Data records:
#####
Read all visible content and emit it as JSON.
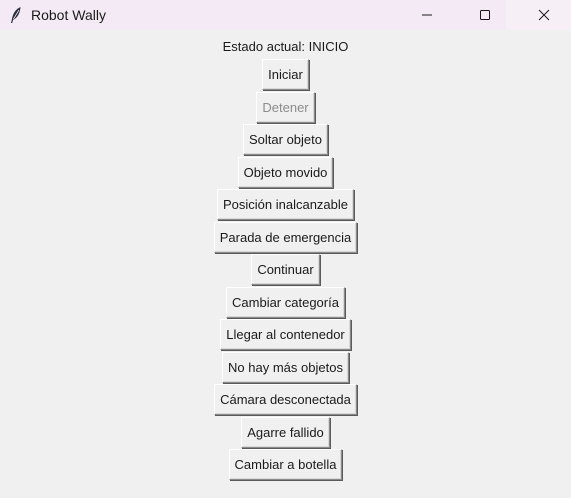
{
  "window": {
    "title": "Robot Wally",
    "icon": "feather-icon",
    "controls": [
      "minimize-icon",
      "maximize-icon",
      "close-icon"
    ]
  },
  "status": {
    "text": "Estado actual: INICIO"
  },
  "buttons": [
    {
      "label": "Iniciar",
      "enabled": true
    },
    {
      "label": "Detener",
      "enabled": false
    },
    {
      "label": "Soltar objeto",
      "enabled": true
    },
    {
      "label": "Objeto movido",
      "enabled": true
    },
    {
      "label": "Posición inalcanzable",
      "enabled": true
    },
    {
      "label": "Parada de emergencia",
      "enabled": true
    },
    {
      "label": "Continuar",
      "enabled": true
    },
    {
      "label": "Cambiar categoría",
      "enabled": true
    },
    {
      "label": "Llegar al contenedor",
      "enabled": true
    },
    {
      "label": "No hay más objetos",
      "enabled": true
    },
    {
      "label": "Cámara desconectada",
      "enabled": true
    },
    {
      "label": "Agarre fallido",
      "enabled": true
    },
    {
      "label": "Cambiar a botella",
      "enabled": true
    }
  ],
  "colors": {
    "titlebar": "#f4eaf6",
    "background": "#f0f0f0",
    "disabled_text": "#8c8c8c"
  }
}
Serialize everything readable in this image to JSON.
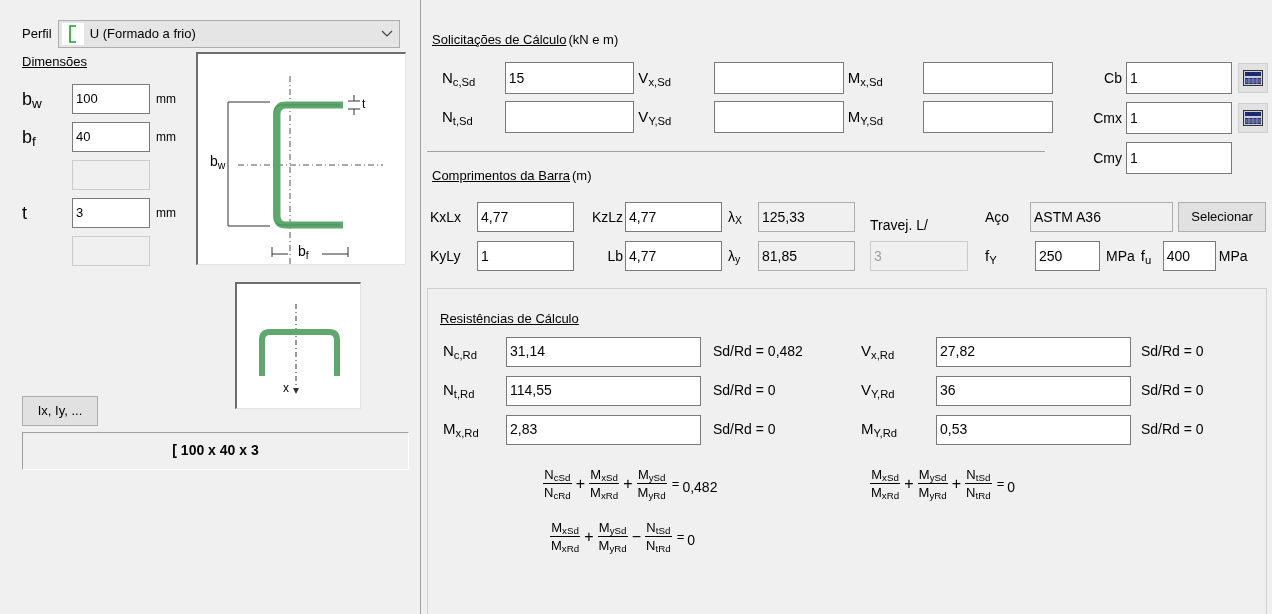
{
  "profile": {
    "label": "Perfil",
    "value": "U (Formado a frio)"
  },
  "dimensions": {
    "title": "Dimensões",
    "rows": [
      {
        "kind": "input",
        "label": "b$_{w}$",
        "value": "100",
        "unit": "mm"
      },
      {
        "kind": "input",
        "label": "b$_{f}$",
        "value": "40",
        "unit": "mm"
      },
      {
        "kind": "disabled"
      },
      {
        "kind": "input",
        "label": "t",
        "value": "3",
        "unit": "mm"
      },
      {
        "kind": "disabled"
      }
    ]
  },
  "section_drawing": {
    "web_label": "b$_{w}$",
    "flange_label": "b$_{f}$",
    "thickness_label": "t"
  },
  "axis_drawing": {
    "axis_label": "x"
  },
  "properties_button": "Ix, Iy, ...",
  "designation": "[ 100 x 40 x 3",
  "loads": {
    "title": "Solicitações de Cálculo",
    "unit_note": "(kN e m)",
    "rows": [
      [
        {
          "label": "N$_{c,Sd}$",
          "kind": "input",
          "value": "15"
        },
        {
          "label": "V$_{x,Sd}$",
          "kind": "input"
        },
        {
          "label": "M$_{x,Sd}$",
          "kind": "input"
        }
      ],
      [
        {
          "label": "N$_{t,Sd}$",
          "kind": "input"
        },
        {
          "label": "V$_{Y,Sd}$",
          "kind": "input"
        },
        {
          "label": "M$_{Y,Sd}$",
          "kind": "input"
        }
      ]
    ]
  },
  "coefficients": [
    {
      "label": "Cb",
      "kind": "input",
      "value": "1",
      "calculator": true
    },
    {
      "label": "Cmx",
      "kind": "input",
      "value": "1",
      "calculator": true
    },
    {
      "label": "Cmy",
      "kind": "input",
      "value": "1",
      "calculator": false
    }
  ],
  "lengths": {
    "title": "Comprimentos da Barra",
    "unit_note": "(m)",
    "rows": [
      [
        {
          "label": "KxLx",
          "kind": "input",
          "value": "4,77"
        },
        {
          "label": "KzLz",
          "kind": "input",
          "value": "4,77"
        },
        {
          "label": "λ$_{X}$",
          "kind": "readonly",
          "value": "125,33"
        }
      ],
      [
        {
          "label": "KyLy",
          "kind": "input",
          "value": "1"
        },
        {
          "label": "Lb",
          "kind": "input",
          "value": "4,77"
        },
        {
          "label": "λ$_{y}$",
          "kind": "readonly",
          "value": "81,85"
        }
      ]
    ],
    "bracing": {
      "label": "Travej. L/",
      "kind": "disabled",
      "value": "3"
    }
  },
  "material": {
    "steel_label": "Aço",
    "steel": {
      "kind": "readonly",
      "value": "ASTM A36"
    },
    "select_button": "Selecionar",
    "fy": {
      "label": "f$_{Y}$",
      "kind": "input",
      "value": "250",
      "unit": "MPa"
    },
    "fu": {
      "label": "f$_{u}$",
      "kind": "input",
      "value": "400",
      "unit": "MPa"
    }
  },
  "resistances": {
    "title": "Resistências de Cálculo",
    "rows": [
      [
        {
          "label": "N$_{c,Rd}$",
          "kind": "input",
          "value": "31,14",
          "ratio": "Sd/Rd = 0,482"
        },
        {
          "label": "V$_{x,Rd}$",
          "kind": "input",
          "value": "27,82",
          "ratio": "Sd/Rd = 0"
        }
      ],
      [
        {
          "label": "N$_{t,Rd}$",
          "kind": "input",
          "value": "114,55",
          "ratio": "Sd/Rd = 0"
        },
        {
          "label": "V$_{Y,Rd}$",
          "kind": "input",
          "value": "36",
          "ratio": "Sd/Rd = 0"
        }
      ],
      [
        {
          "label": "M$_{x,Rd}$",
          "kind": "input",
          "value": "2,83",
          "ratio": "Sd/Rd = 0"
        },
        {
          "label": "M$_{Y,Rd}$",
          "kind": "input",
          "value": "0,53",
          "ratio": "Sd/Rd = 0"
        }
      ]
    ]
  },
  "formulas": [
    {
      "terms": [
        {
          "num": "N$_{cSd}$",
          "den": "N$_{cRd}$"
        },
        {
          "num": "M$_{xSd}$",
          "den": "M$_{xRd}$"
        },
        {
          "num": "M$_{ySd}$",
          "den": "M$_{yRd}$"
        }
      ],
      "operators": [
        "+",
        "+"
      ],
      "equals": "=",
      "result": "0,482"
    },
    {
      "terms": [
        {
          "num": "M$_{xSd}$",
          "den": "M$_{xRd}$"
        },
        {
          "num": "M$_{ySd}$",
          "den": "M$_{yRd}$"
        },
        {
          "num": "N$_{tSd}$",
          "den": "N$_{tRd}$"
        }
      ],
      "operators": [
        "+",
        "+"
      ],
      "equals": "=",
      "result": "0"
    },
    {
      "terms": [
        {
          "num": "M$_{xSd}$",
          "den": "M$_{xRd}$"
        },
        {
          "num": "M$_{ySd}$",
          "den": "M$_{yRd}$"
        },
        {
          "num": "N$_{tSd}$",
          "den": "N$_{tRd}$"
        }
      ],
      "operators": [
        "+",
        "−"
      ],
      "equals": "=",
      "result": "0"
    }
  ]
}
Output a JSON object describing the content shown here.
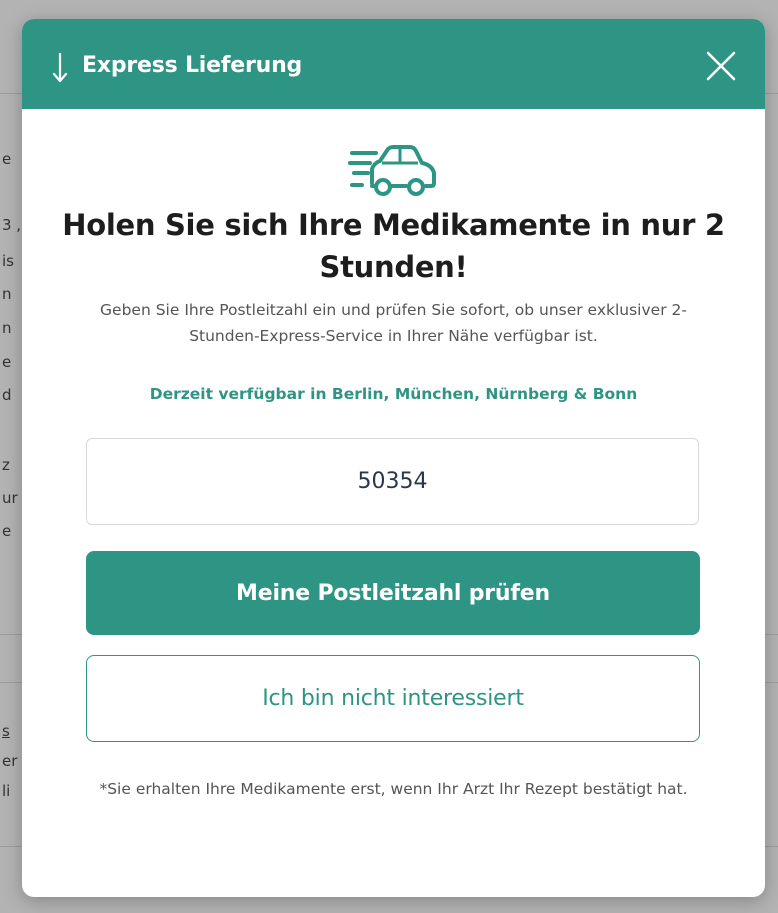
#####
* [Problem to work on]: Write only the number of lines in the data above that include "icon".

* [Answer for the task]: 4